Science, technology and innovation are key components of the upcoming United Nations climate change negotiations in Paris and governments should “do everything to support societies across the world, on every continent, to create and share knowledge”, the UN Educational, Scientific and Cultural Organization (UNESCO) has urged.
In a message on the occasion of World Science Day for Peace and Development 2015, UNESCO Director-General Irina Bokova reminded the world just two months after the UN agreed on a new sustainable development agenda that “science stands at its heart as a force for positive transformation and a development multiplier.”
Established by UNESCO in 2001, World Science Day is celebrated worldwide on 10 November each year to demonstrate to the wider public why science is relevant to their daily lives and to connect countries for the betterment of science and knowledge.
This year, the UNESCO World Science Report, issued every five years, is being launched on the Day to identify trends in science, technology and innovation, across every region.
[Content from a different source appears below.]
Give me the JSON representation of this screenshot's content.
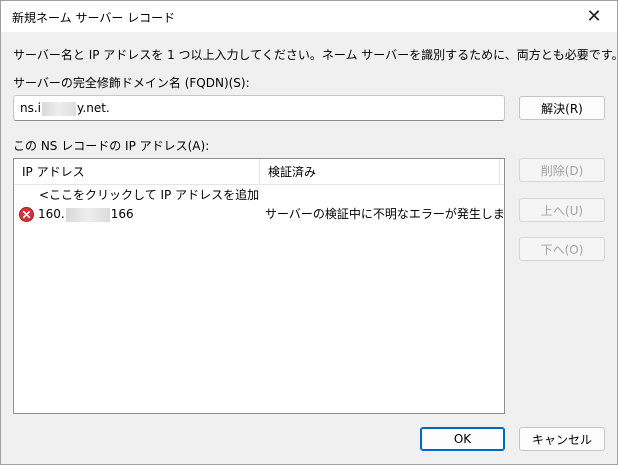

“The key message of the Report can be summarized in just four words: more research – better development,” according to the agency.
“All governments recognize today the power of science to provide key answers for the better management of water, for the conservation and sustainable use of the ocean, for the protection of ecosystems and biodiversity, to tackle climate change and disasters, to foster innovation and to eliminate poverty and reduce inequality.”
And “to make the most of this power, we need to understand more clearly the global landscape of science and we need better tools to monitor progress,” Ms. Bokova said.
She noted that “growing concerns with recurrent drought, flooding, hurricanes and other natural phenomena have led Governments to adopt strategies at both national and regional levels to protect agriculture, reduce disaster risks and diversify national energy mixes.”
These issues, she explained, will be addressed in the forthcoming 21st Meeting of the States Parties to the UN Framework Convention on Climate Change (UNFCCC), widely known as COP21 to be held in Paris from 30 November to 11 December, when leaders from across will gather to adopt a new agreement on international cooperation to mitigate the consequences of climate change.
“Science, technology and innovation is essential here, and we must do everything to support societies across the world, on every continent, to create and share knowledge,” Ms. Bokova said.
One issue raised by UNESCO this year is the disparity between men and women in the sciences. While women currently make up a slight majority of Americans who complete bachelor’s and master’s programs in the sciences, this lead drops precipitously at the Ph.D. level, where 43 percent of graduates are male. The real test comes when those students try to get jobs. When all is said and done, only 28 percent of science researchers worldwide are women.
Science literacy is quite low in the United States, where, according to Pew, most people don’t know that water boils at a lower temperature at higher altitudes. However, the situation is even worse in countries with low education and literacy,.
That’s why the 2015 Science report focuses largely on improving infrastructures in the developing world, and working more directly with local and indigenous people to improve basic science concepts, but equally importantly, for researchers and policymakers to learn from locals. Rather than coming in as experts, sure to “fix” the local populations’ problems, researchers should be treating indigenous people as experts in their own ecological systems. After all, a woman whose family has been dealing with flooding for generations will have more on-the-ground knowledge of disaster preparation than even the most knowledgeable academic. As UNESCO puts it, we need to “empower people to design the solutions they need.”